Problem requirements:
Make an exact copy of all the records, one that contains none of the pictures.

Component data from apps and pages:
____________

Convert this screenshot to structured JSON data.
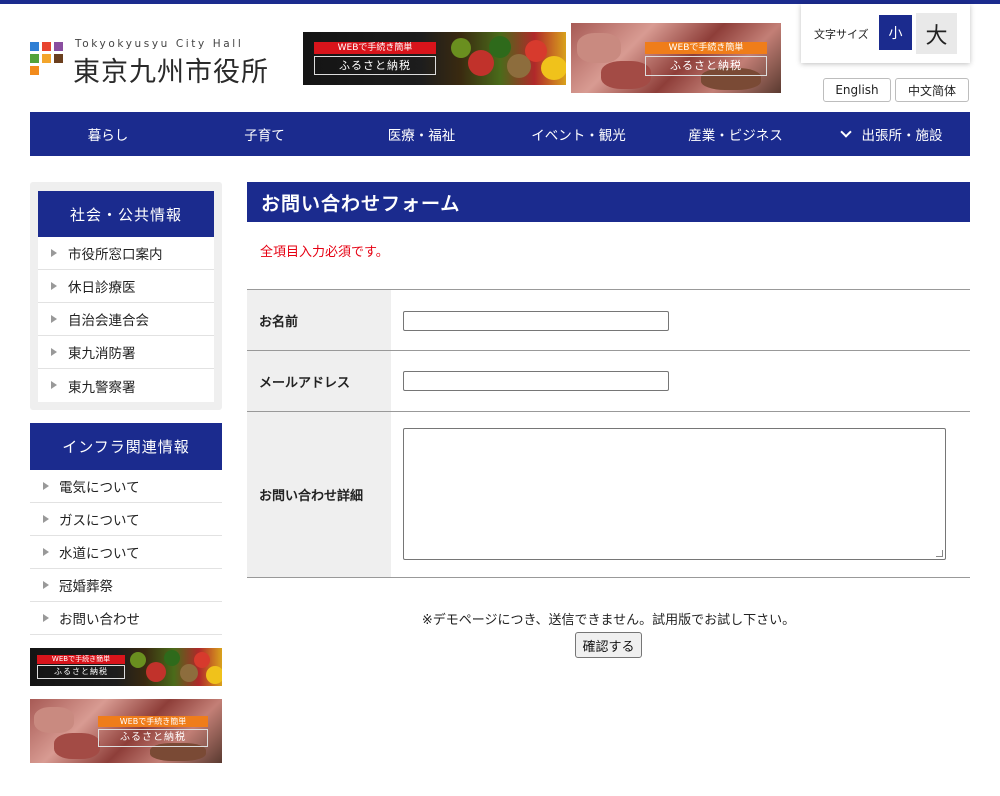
{
  "site": {
    "logo_en": "Tokyokyusyu City Hall",
    "logo_jp": "東京九州市役所",
    "logo_colors": [
      "#e8442f",
      "#f3a52b",
      "#8a4ea0",
      "#2f7fd4",
      "#53a33a",
      "#1b2b8e",
      "#f28b1c",
      "#6b3f1e"
    ]
  },
  "banners": {
    "tag": "WEBで手続き簡単",
    "main": "ふるさと納税"
  },
  "font_size": {
    "label": "文字サイズ",
    "small": "小",
    "large": "大"
  },
  "languages": [
    "English",
    "中文简体"
  ],
  "nav": {
    "items": [
      "暮らし",
      "子育て",
      "医療・福祉",
      "イベント・観光",
      "産業・ビジネス",
      "出張所・施設"
    ]
  },
  "sidebar": {
    "section1": {
      "title": "社会・公共情報",
      "items": [
        "市役所窓口案内",
        "休日診療医",
        "自治会連合会",
        "東九消防署",
        "東九警察署"
      ]
    },
    "section2": {
      "title": "インフラ関連情報",
      "items": [
        "電気について",
        "ガスについて",
        "水道について",
        "冠婚葬祭",
        "お問い合わせ"
      ]
    }
  },
  "form": {
    "title": "お問い合わせフォーム",
    "required_note": "全項目入力必須です。",
    "name_label": "お名前",
    "name_value": "",
    "email_label": "メールアドレス",
    "email_value": "",
    "detail_label": "お問い合わせ詳細",
    "detail_value": "",
    "demo_note": "※デモページにつき、送信できません。試用版でお試し下さい。",
    "confirm_label": "確認する"
  },
  "colors": {
    "primary": "#1b2b8e",
    "required_text": "#e60012"
  }
}
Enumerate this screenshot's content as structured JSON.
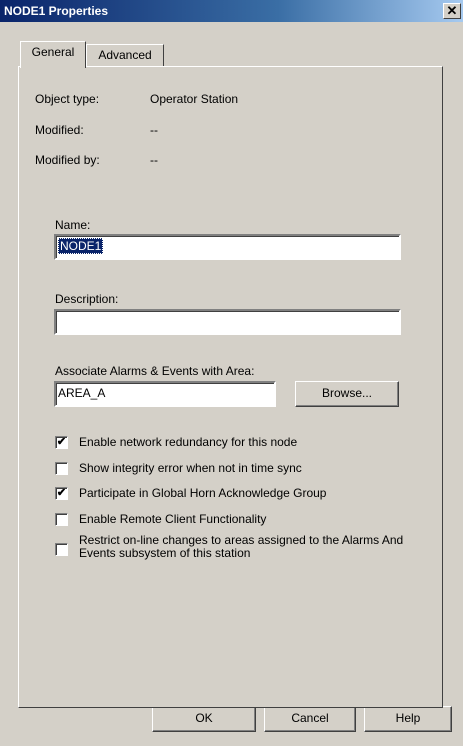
{
  "window": {
    "title": "NODE1 Properties",
    "close_glyph": "✕"
  },
  "tabs": [
    {
      "label": "General",
      "selected": true
    },
    {
      "label": "Advanced",
      "selected": false
    }
  ],
  "info": {
    "object_type_label": "Object type:",
    "object_type_value": "Operator Station",
    "modified_label": "Modified:",
    "modified_value": "--",
    "modified_by_label": "Modified by:",
    "modified_by_value": "--"
  },
  "name": {
    "label": "Name:",
    "value": "NODE1"
  },
  "description": {
    "label": "Description:",
    "value": ""
  },
  "area": {
    "label": "Associate Alarms & Events with Area:",
    "value": "AREA_A",
    "browse_label": "Browse..."
  },
  "checkboxes": [
    {
      "label": "Enable network redundancy for this node",
      "checked": true
    },
    {
      "label": "Show integrity error when not in time sync",
      "checked": false
    },
    {
      "label": "Participate in Global Horn Acknowledge Group",
      "checked": true
    },
    {
      "label": "Enable Remote Client Functionality",
      "checked": false
    },
    {
      "label": "Restrict on-line changes to areas assigned to the Alarms And Events subsystem of this station",
      "checked": false
    }
  ],
  "footer": {
    "ok_label": "OK",
    "cancel_label": "Cancel",
    "help_label": "Help"
  },
  "icons": {
    "check_glyph": "✔"
  }
}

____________

Final answer:
Convert this screenshot to structured JSON data.
{
  "site": {
    "logo_en": "Tokyokyusyu City Hall",
    "logo_jp": "東京九州市役所",
    "logo_colors": [
      "#e8442f",
      "#f3a52b",
      "#8a4ea0",
      "#2f7fd4",
      "#53a33a",
      "#1b2b8e",
      "#f28b1c",
      "#6b3f1e"
    ]
  },
  "banners": {
    "tag": "WEBで手続き簡単",
    "main": "ふるさと納税"
  },
  "font_size": {
    "label": "文字サイズ",
    "small": "小",
    "large": "大"
  },
  "languages": [
    "English",
    "中文简体"
  ],
  "nav": {
    "items": [
      "暮らし",
      "子育て",
      "医療・福祉",
      "イベント・観光",
      "産業・ビジネス",
      "出張所・施設"
    ]
  },
  "sidebar": {
    "section1": {
      "title": "社会・公共情報",
      "items": [
        "市役所窓口案内",
        "休日診療医",
        "自治会連合会",
        "東九消防署",
        "東九警察署"
      ]
    },
    "section2": {
      "title": "インフラ関連情報",
      "items": [
        "電気について",
        "ガスについて",
        "水道について",
        "冠婚葬祭",
        "お問い合わせ"
      ]
    }
  },
  "form": {
    "title": "お問い合わせフォーム",
    "required_note": "全項目入力必須です。",
    "name_label": "お名前",
    "name_value": "",
    "email_label": "メールアドレス",
    "email_value": "",
    "detail_label": "お問い合わせ詳細",
    "detail_value": "",
    "demo_note": "※デモページにつき、送信できません。試用版でお試し下さい。",
    "confirm_label": "確認する"
  },
  "colors": {
    "primary": "#1b2b8e",
    "required_text": "#e60012"
  }
}
Enumerate this screenshot's content as structured JSON.
{
  "window": {
    "title": "NODE1 Properties",
    "close_glyph": "✕"
  },
  "tabs": [
    {
      "label": "General",
      "selected": true
    },
    {
      "label": "Advanced",
      "selected": false
    }
  ],
  "info": {
    "object_type_label": "Object type:",
    "object_type_value": "Operator Station",
    "modified_label": "Modified:",
    "modified_value": "--",
    "modified_by_label": "Modified by:",
    "modified_by_value": "--"
  },
  "name": {
    "label": "Name:",
    "value": "NODE1"
  },
  "description": {
    "label": "Description:",
    "value": ""
  },
  "area": {
    "label": "Associate Alarms & Events with Area:",
    "value": "AREA_A",
    "browse_label": "Browse..."
  },
  "checkboxes": [
    {
      "label": "Enable network redundancy for this node",
      "checked": true
    },
    {
      "label": "Show integrity error when not in time sync",
      "checked": false
    },
    {
      "label": "Participate in Global Horn Acknowledge Group",
      "checked": true
    },
    {
      "label": "Enable Remote Client Functionality",
      "checked": false
    },
    {
      "label": "Restrict on-line changes to areas assigned to the Alarms And Events subsystem of this station",
      "checked": false
    }
  ],
  "footer": {
    "ok_label": "OK",
    "cancel_label": "Cancel",
    "help_label": "Help"
  },
  "icons": {
    "check_glyph": "✔"
  }
}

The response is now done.